By the time you read this, the presidential primary season in the United States will be over. The final installment of the Democratic Primary elections, held on Tuesday, June 14, in the District of Columbia will be history. The results will have been published as soon as possible and sometimes even before then, as has been the case since I voted in my first presidential primary in 1984.
In that long ago primary season, a liberal senator from Colorado named Gary Hart captured the attention of the nation's youthful voters but could not overcome the organization and big money commanded by the other leading candidate, Walter Mondale. Hart won several important primaries. His supporters were more than enthusiastic, they were smitten.
After realizing that Mondale had the delegates needed to win nomination at that year's convention, Hart began appealing to superdelegates, hoping they could buoy belief in his “New Ideas” and that further, they would be bound to see that his opponent was “old-fashioned” and part of a political class that symbolized the “failed policies” of past democratic administrations. The superdelegates were unmoved by the affection with which the youth of this nation embraced him; Mondale had won the most votes and hence the most pledged delegates
Of course none of Hart's idealistic dreams were to see fruition. Mondale was nominated, though unity in the democratic party remained elusive. No one was really exited to have a super-moderate, milquetoast president named Walter win the election. And besides, Reagan was so damn exciting to listen to while Hart was so hard to get over.
That autumn, Ronald Reagan, a former movie actor, was sworn into his second term as president. Not only did Reagan defeat Mondale by a landslide (Mondale won only one state—his home state of Minnesota) but his overwhelming command of the electoral college at the end of the election allowed the neo-conservative movement to grow and flourish in the United States. As for Gary Hart, his followers and momentum returned briefly in the 1988 election, but were put aside once and for all when it was revealed that Hart had been part of some sort of sexual shenanigans.
Essentially this type of character assassination is misogynistic. They are ideas created by a class of politicians and provocateurs that are steadfastly set against allowing women the political agency necessary to run a nation; though there have been advances women are still underrepresented and marginalized in American politics.
It would be eight years before progressive ideas returned to the White House, thanks to a dude who also appealed to youth, who blew a mean saxophone and had progressive ideas. This president had a wife who was visibly more intelligent, wellspoken and more organized than he ever could be. His name was Bill Clinton. Her name is Hillary.
And now here we are again. In the year 2016, we are poised at the precipice. Except this time it's no actor with an affinity for chimpanzees, a war on drugs and trickle-down economics that we are on guard against. Donald Trump is an honest-to-goodness fascist. He will deport undocumented Hispanic workers, use torture to extract confessions and will ban those of the Islamic faith from entering and living in this country. Further, he incites violence and invokes racism at his rallies, is followed loyally by a coterie of supporters who believe that our black president is a threat to the nation, is no president at all.

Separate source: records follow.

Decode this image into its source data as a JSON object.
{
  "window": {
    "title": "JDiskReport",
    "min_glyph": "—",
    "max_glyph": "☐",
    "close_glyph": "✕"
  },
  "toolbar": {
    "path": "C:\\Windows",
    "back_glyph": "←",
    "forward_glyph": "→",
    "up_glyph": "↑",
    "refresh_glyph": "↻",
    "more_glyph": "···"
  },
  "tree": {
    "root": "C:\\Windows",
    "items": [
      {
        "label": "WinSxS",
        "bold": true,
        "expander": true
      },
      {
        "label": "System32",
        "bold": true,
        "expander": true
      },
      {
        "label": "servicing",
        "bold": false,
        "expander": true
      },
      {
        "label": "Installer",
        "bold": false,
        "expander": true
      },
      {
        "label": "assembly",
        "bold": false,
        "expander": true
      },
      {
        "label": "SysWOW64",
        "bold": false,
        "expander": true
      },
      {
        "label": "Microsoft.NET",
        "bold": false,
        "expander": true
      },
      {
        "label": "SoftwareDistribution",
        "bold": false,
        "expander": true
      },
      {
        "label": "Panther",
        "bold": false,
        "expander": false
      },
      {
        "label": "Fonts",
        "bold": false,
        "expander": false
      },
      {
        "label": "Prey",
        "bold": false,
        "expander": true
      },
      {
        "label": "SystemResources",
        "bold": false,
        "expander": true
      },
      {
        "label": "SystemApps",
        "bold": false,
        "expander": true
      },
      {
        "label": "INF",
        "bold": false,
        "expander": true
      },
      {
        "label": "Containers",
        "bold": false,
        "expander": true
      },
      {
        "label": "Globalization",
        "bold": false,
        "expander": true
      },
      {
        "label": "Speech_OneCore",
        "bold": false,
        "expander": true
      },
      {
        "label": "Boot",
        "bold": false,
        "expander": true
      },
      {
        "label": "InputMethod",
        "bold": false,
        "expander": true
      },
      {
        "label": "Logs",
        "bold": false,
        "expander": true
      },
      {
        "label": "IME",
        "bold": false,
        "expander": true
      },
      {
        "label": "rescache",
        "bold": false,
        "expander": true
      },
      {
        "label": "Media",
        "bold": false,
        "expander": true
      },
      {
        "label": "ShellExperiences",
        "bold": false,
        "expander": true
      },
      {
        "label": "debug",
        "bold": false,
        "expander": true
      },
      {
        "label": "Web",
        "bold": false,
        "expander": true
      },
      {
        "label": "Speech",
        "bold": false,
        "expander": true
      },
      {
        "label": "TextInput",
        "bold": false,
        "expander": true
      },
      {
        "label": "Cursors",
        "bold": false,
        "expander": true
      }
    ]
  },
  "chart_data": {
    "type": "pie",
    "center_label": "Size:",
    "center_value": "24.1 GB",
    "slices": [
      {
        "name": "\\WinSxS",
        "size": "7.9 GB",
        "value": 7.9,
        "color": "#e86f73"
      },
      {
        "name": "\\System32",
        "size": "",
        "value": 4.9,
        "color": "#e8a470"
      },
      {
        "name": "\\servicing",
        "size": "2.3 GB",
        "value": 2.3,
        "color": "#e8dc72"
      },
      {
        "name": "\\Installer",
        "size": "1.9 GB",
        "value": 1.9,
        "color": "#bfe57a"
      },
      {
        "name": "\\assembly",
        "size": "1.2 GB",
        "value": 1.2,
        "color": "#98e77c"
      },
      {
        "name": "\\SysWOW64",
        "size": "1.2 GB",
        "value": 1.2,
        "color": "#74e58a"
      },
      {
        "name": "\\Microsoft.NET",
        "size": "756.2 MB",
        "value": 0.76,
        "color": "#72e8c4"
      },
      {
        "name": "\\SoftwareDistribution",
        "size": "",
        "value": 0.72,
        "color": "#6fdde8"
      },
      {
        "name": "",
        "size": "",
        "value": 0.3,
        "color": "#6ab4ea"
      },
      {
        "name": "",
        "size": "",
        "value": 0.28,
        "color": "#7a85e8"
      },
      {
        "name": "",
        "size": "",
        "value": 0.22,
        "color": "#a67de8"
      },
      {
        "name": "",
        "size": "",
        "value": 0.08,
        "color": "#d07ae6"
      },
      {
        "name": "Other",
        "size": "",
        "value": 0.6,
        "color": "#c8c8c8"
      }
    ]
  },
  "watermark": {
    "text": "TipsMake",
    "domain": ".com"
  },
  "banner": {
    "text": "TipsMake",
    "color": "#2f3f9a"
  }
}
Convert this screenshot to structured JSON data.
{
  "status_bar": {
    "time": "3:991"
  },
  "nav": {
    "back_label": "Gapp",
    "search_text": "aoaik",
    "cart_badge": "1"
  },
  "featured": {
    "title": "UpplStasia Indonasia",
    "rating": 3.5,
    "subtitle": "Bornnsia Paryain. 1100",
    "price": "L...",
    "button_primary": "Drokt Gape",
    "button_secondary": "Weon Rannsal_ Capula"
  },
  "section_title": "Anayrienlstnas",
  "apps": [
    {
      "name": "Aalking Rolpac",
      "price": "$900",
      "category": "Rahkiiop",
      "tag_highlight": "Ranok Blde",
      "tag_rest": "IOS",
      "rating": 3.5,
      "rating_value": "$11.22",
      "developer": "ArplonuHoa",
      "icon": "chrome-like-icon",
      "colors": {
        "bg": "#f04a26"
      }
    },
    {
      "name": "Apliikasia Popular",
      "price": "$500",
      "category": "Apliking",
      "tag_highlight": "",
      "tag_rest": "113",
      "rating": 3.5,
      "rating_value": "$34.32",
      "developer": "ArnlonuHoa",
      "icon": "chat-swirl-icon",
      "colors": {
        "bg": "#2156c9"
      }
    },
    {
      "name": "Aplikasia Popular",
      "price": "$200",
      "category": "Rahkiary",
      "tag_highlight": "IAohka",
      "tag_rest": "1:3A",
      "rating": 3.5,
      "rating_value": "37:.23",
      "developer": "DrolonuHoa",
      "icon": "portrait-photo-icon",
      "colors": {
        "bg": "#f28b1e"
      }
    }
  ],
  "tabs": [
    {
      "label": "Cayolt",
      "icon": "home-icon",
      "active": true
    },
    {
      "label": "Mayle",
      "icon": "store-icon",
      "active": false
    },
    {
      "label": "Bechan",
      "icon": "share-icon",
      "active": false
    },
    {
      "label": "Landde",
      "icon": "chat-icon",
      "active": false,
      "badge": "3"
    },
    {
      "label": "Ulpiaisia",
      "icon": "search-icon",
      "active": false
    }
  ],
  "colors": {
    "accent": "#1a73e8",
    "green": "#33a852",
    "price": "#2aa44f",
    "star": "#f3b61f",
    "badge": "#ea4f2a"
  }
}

The thing is: Hillary Clinton is no Walter Mondale and Bernie Sanders is no Gary Hart. Where Mondale was perceived as overly reactive and all too open to damaging compromise, Clinton has been noted for her tenaciousness, in life and in politics. Hart was a relatively young man when he began the electoral process; Sanders is in his sunset years.
So, it's never fair to say that “history repeats itself.” Human society is much more complex than such proclamations allow. While it is abundantly clear that Clinton has won this iteration of the Democratic Presidential Sweepstakes, it's not clear yet that Democrats will rally behind her. She had been portrayed by the right-wing, for over 20 years, as a cruel harpy with notoriously bad judgement and questionable allegiances.
These ridiculously defamatory ideas, birthed on talk radio and grown by social media were at some point absorbed by and then spat back out venomously by some of Sanders' supporters. Essentially this type of character assassination is misogynistic. They are ideas created by a class of politicians and provocateurs that are steadfastly set against allowing women the political agency necessary to run a nation; though there have been advances women are still underrepresented and marginalized in American politics.
Clinton's record of accomplishments includes strong leadership experience in the fields of foreign and domestic affairs, as well as a history of working with local communities, people of color and the disenfranchised. She continues to be a proponent of crucial environmental reforms that will curtail or halt global warming.
Unlike Mondale she is not a representative of the status quo; as a woman in American politics that is just not possible. What Clinton does represent is a change so fundamental and revolutionary that it is easy to forget how much of a sea-change her potential presidency represents.
This is no plea to vote for Clinton. I’m pretty sure she can do it without my admonitions. So, go out there and make up your own mind. But kindly, with all due seriousness and gravitas, take this—a reminder of what was—into account as you hopefully move forward with the rest of us to what will most certainly be.